It is the 64,000 question. A bit over that number of new Qashqais were sold last year, which is a remarkably high number given that the Nissan has been one of the country’s favourite SUVs for some time. But the question is, not whether you should buy a Qashqai, but what boxes will you tick? In other words, what extras will enhance the experience and which accessories represent good value? This is what we’d do.
Choose N-Connecta trim
It’s easy to get carried away. Oh look, if we go for Tekna + we get leather trim and sports seats to go with the Tekna’s raft of safety kit, 19in alloys and upgraded stereo. However, the N-Connecta level still gives you sensors front and back, surround-view camera, keyless start and a 7in touchscreen that includes sat nav. In terms of value for money this is the sweet spot.
Although metallic paint is a £575 option, choosing it will add to the resale value of your vehicle. This assumes you can choose a colour that won’t put off future buyers, like an overly bright red. Silver and black are perennial favourites.
Panoramic glass roof
This won’t suit everyone. If you usually carry children in the rear then it’s fine, but if your rear passengers more closely resemble giraffes then it isn’t fine, as the roof reduces rear headroom. However, it does increase the amount of light coming into the vehicle, which can be very welcome. The pack it comes with includes a one-touch electric shade, so you can keep out the sun when you choose rather than feeling like an ant under a magnifying glass. At £450 this isn’t the cheapest of options but it does improve the ambience in the cabin.
When the sun definitely isn’t shining you may well find heated seats a valuable investment. For £295 you’ll get a warm bum and back and that seems like a good deal, particularly as it includes a Thermaclear heated windscreen as part of the pack.

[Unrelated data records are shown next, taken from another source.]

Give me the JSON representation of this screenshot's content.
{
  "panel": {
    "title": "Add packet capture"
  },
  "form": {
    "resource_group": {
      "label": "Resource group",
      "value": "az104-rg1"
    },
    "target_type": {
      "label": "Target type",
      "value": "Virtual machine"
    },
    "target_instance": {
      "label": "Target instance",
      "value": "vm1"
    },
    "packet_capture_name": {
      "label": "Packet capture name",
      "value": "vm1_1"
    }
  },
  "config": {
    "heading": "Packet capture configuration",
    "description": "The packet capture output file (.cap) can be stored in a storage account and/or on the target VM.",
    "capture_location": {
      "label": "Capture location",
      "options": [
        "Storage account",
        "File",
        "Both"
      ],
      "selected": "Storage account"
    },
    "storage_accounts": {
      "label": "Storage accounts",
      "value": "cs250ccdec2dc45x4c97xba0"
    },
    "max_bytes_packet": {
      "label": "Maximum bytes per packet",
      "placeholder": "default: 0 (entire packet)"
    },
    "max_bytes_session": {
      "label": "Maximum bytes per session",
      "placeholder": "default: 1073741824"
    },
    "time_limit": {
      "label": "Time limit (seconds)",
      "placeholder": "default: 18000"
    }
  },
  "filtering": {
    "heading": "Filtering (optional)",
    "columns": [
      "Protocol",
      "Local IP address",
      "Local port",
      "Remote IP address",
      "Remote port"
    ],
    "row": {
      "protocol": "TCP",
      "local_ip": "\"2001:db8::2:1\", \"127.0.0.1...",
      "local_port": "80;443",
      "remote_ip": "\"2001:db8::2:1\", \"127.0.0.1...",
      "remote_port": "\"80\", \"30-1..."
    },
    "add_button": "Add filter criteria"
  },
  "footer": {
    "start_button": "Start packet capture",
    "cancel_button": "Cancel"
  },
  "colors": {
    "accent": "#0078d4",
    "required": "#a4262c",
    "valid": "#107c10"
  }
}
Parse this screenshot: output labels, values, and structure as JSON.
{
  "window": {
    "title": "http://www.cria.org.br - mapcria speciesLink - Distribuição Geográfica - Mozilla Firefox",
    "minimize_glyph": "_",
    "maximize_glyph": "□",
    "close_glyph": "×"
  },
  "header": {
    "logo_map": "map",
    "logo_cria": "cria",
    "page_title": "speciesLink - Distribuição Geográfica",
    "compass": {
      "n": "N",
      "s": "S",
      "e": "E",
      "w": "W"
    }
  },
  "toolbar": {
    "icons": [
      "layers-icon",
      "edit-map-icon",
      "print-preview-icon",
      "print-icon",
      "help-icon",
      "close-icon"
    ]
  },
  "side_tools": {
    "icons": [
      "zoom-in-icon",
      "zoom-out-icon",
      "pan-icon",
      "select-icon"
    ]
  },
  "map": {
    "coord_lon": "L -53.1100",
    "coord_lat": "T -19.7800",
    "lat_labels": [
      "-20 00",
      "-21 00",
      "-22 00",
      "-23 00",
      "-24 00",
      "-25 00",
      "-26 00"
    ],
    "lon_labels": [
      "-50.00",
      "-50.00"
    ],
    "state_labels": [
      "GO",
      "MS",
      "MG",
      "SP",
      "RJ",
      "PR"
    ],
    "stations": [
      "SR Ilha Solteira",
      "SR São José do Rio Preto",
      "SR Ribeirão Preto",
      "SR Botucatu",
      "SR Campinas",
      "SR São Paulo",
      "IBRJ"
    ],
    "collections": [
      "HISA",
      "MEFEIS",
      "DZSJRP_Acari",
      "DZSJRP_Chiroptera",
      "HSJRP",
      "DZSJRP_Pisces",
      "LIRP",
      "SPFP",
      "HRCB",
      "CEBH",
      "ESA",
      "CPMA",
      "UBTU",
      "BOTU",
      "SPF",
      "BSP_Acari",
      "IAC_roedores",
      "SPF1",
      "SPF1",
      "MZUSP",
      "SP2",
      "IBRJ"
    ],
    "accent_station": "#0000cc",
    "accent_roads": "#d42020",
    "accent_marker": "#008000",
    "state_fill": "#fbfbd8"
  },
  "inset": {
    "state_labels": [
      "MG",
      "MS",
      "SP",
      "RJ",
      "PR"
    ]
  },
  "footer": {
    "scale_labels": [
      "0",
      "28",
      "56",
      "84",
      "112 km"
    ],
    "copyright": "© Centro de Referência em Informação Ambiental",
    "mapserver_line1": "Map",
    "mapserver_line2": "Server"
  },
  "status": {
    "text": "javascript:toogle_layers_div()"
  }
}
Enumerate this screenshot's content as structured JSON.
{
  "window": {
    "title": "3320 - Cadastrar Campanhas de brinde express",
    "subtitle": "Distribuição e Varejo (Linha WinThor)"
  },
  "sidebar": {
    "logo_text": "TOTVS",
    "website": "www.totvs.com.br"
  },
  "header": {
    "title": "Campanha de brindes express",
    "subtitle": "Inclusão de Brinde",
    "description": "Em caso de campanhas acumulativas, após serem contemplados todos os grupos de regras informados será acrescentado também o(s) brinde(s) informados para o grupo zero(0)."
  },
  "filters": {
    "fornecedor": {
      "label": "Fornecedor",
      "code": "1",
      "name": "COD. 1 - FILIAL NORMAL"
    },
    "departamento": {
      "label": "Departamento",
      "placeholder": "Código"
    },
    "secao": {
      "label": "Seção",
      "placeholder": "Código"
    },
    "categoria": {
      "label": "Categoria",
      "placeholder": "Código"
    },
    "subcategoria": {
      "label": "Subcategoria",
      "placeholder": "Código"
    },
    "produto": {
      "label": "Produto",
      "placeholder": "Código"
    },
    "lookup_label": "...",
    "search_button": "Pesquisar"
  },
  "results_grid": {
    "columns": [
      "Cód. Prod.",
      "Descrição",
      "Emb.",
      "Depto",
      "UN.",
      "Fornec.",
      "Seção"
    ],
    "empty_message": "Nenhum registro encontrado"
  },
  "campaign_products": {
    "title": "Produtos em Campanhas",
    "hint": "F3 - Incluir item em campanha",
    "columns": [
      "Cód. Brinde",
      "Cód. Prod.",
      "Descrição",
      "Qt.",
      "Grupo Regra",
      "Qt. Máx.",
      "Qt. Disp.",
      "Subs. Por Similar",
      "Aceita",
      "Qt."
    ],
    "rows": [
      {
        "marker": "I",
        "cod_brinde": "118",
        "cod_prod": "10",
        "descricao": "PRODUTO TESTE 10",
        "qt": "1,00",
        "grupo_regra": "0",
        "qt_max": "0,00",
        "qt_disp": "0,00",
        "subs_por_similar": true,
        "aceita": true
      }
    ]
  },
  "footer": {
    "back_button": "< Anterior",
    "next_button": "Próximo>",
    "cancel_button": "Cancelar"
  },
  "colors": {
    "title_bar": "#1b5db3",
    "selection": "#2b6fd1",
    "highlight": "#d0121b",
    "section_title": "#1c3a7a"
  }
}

The LED lights really do represent a step forward for night-time driving. If we lived out of the city, beyond the lights, we’d definitely consider this pack, which includes adaptive front LED lights as well as automatic self-levelling. At £495 this comes under the heading of safety, although they look good too.
Like most manufacturers Nissan has realised if it replaces an actual spare wheel with just a puncture repair kit then it saves money on the rim and tyre and it also helps lose weight which can improve fuel consumption and emissions. Something that may not work for you by the side of the road with a big rip in your tyre. We’d go for the space-saver spare wheel which costs £215.